As such, therapy can be an important part of a treatment plan for anyone with a learning disorder. It’s important to work closely with your health care professional to figure out the treatment approach that’s the right fit for you and your family. Therapy types to consider and tips for choosing a therapist is discussed in more detail below.

Therapy types to consider for mental health challenges

If you or your child are experiencing mental health challenges, whether or not they are related to the learning disabilities, therapy can help. Therapy types to consider include:

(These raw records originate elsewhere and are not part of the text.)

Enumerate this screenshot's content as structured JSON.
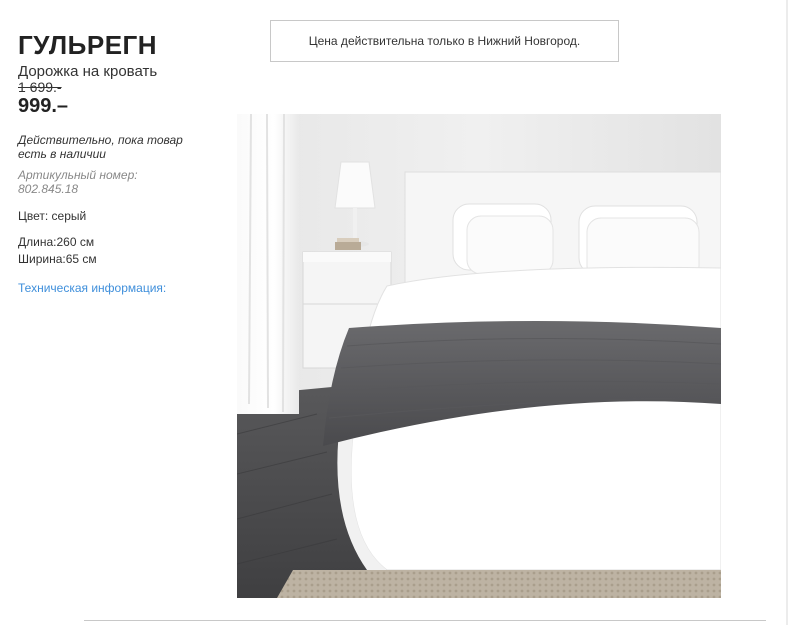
{
  "product": {
    "name": "ГУЛЬРЕГН",
    "description": "Дорожка на кровать",
    "old_price": "1 699.-",
    "price": "999.–",
    "availability": "Действительно, пока товар есть в наличии",
    "article": "Артикульный номер: 802.845.18",
    "color": "Цвет: серый",
    "length": "Длина:260 см",
    "width": "Ширина:65 см",
    "tech_info_link": "Техническая информация:"
  },
  "notice": {
    "text": "Цена действительна только в Нижний Новгород."
  },
  "colors": {
    "link": "#3f8fdb",
    "text": "#333333",
    "muted": "#888888",
    "border": "#c8c8c8",
    "bed_runner": "#5b5b5e",
    "floor": "#4f4f51"
  }
}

  • Cognitive Behavioral Therapy (CBT): CBT can be adapted for people struggling with learning disabilities to help change unhelpful thoughts and behaviors. CBT can help people experiencing mental health problems such as anxiety or depression.
  • Family therapy: This helps family members to understand and learn to support the person with the learning disability. You can learn more about Family Systems Therapy here.
  • Creative Arts Therapies: Music, Dance or Art Therapy can help children find new ways of expressing themselves nonverbally.
  • Skills training: This is a component of many different therapies, or could be part of an Individualized Education Plan at school. Skills training gives people strategies for managing the learning disability and participation in work or school.
  • Mindfulness Practices: Learning mindfulness practices can help to reduce stress levels in parents of children with learning disabilities as well as those affected themselves.
  • Client-centered therapy: Adaptations of Client-Centered Therapy such as Person-Centered or Child-Centered Play Therapy can be helpful for people with any kind of developmental disability, including learning disabilities.

When selecting a mental health professional, it can be helpful to consider the following factors:

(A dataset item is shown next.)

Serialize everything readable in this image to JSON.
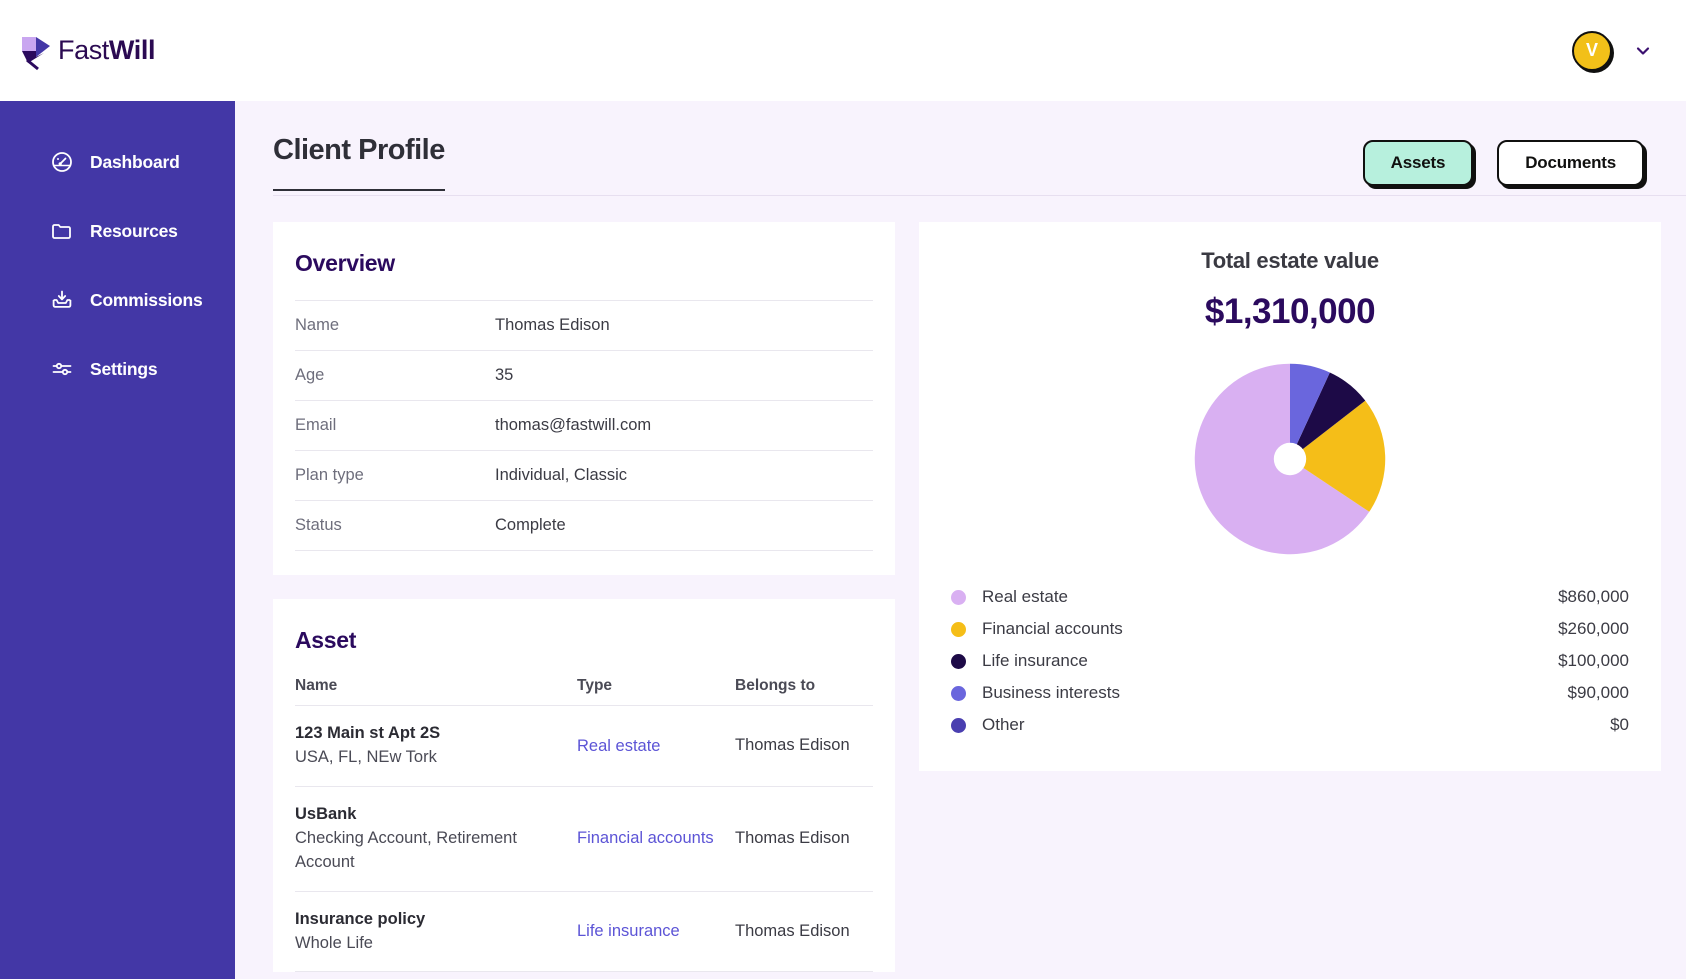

Personal fit

One of the most important things to consider is the potential for developing a strong working relationship with your therapist. This relationship is called the therapeutic alliance, and it’s the number one indicator of treatment efficacy.

Qualifications and experience

Look for a licensed mental health professional with experience and training in learning disabilities. For example, there is a specialized division of psychologists in the American Psychological Association who have a particular interest in developmental disorders. Take a look at your prospective therapist’s biography. This is often where they note their specializations so it’s easy for you to identify.

Talk in advance

The best way to judge how you might feel about your prospective therapist is to ask for a preliminary phone call. You can do this with our vetted Zencare therapists. Most therapists will be happy to oblige. This gives you the opportunity to ask about:

  • Their qualifications
  • Their experience working with people with learning disabilities
  • Any ongoing training they are participating in that relates to helping people with developmental disorders work through mental health challenges
  • What type of therapy they suggest, and what that will be like
  • Whether they will liaise and collaborate with your other treatment providers
  • Their participation in insurance plans and cost of therapy

Try to speak to a few different therapists before making your mind up.

Sources and references